Patterson-Croskey says that when she moved from Ohio to Bozeman, she was shocked at the lack of resources for mental health. She says that even smaller Montana towns like Livingston and Dillon had a mental health center, whereas Bozeman did not. In October of 1990 though, she helped to establish the Gallatin Mental Health Center.
She says that another problem at the time that still lingers somewhat today was the lack of education and experience amongst the few professionals who were here. People who had brief psychotic episodes were always just automatically diagnosed with Schizophrenia, for example. There was only one psychiatric room in the hospital, but few people had the expertise to adequately run it.
While it may seem that mental healthcare in Montana is grim, many reforms are being made.

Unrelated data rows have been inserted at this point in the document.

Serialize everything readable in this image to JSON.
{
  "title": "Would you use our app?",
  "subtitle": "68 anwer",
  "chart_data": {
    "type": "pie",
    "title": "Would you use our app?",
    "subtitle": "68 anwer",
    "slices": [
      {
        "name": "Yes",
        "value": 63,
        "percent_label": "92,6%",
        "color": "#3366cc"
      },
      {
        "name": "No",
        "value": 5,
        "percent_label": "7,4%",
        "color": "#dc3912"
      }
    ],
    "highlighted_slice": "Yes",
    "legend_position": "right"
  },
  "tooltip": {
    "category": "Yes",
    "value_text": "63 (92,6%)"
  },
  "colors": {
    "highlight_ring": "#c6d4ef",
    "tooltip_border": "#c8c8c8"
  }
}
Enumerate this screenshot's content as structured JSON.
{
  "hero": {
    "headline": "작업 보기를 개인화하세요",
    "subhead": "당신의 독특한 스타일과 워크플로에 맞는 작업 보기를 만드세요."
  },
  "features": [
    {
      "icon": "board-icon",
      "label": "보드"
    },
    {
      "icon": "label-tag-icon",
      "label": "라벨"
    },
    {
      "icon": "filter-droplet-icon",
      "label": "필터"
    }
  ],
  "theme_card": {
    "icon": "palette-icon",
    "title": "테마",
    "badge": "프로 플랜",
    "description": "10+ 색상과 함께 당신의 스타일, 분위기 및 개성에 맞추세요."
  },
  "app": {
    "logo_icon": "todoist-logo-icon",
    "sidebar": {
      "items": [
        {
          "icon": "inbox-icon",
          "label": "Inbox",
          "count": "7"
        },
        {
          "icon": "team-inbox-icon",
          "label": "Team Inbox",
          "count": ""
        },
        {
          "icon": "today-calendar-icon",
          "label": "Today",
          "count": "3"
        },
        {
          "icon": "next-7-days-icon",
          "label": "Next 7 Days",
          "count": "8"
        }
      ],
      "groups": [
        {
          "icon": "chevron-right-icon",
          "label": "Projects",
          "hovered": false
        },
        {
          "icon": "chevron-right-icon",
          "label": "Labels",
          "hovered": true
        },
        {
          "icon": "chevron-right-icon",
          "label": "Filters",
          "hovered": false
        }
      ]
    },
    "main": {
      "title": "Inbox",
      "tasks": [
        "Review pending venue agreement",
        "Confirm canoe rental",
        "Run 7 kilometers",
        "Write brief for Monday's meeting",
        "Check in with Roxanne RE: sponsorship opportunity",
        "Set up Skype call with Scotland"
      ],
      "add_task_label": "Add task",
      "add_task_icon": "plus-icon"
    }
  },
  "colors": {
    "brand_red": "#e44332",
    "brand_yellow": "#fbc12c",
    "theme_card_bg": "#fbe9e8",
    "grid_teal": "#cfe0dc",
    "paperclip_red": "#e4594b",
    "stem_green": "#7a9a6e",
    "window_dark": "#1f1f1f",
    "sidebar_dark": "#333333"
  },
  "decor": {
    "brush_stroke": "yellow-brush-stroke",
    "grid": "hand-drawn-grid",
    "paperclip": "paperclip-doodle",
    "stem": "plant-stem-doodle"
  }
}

The 2013 legislature appropriated funds for the creation of a universal suicide screening tool for all county jails and detention facilities, integrating Mental Health First Aid into the core curriculum at the Montana Law Enforcement Academy. All officers and detention officers receive 8 hours of Mental Health First Aid with 4 hours of Question, Persuade, and Refer, according to AFSP.
Patterson agrees that things have greatly improved since she first started in Bozeman. She says that our understanding of the human brain has grown, and we now have a better appreciation for the complexity of mental health (e.g., diagnoses are more carefully made).
However, she says that there are still aspects of the system that could be improved. The fact that someone can start a private practice with very limited education and experience is something that is concerning to her. Also, because of increasing insurance rates, people in poverty are becoming less and less able to access the care they need. While the Affordable Care Act has helped many people, she says that it hasn’t done enough to address this problem.
Funding for the Mental Health Center has also always been limited. Because of this, they are not able to address children with mental illness very well, although recently that is beginning to change.
It is important for people to first be aware of mental illness and to remove the stigma attached to it. The American Association of Suicidology states that talking about suicide with teens can actually be beneficial. Educating the public and encouraging those who deal with mental illness will be a key aspect in addressing this problem in Montana.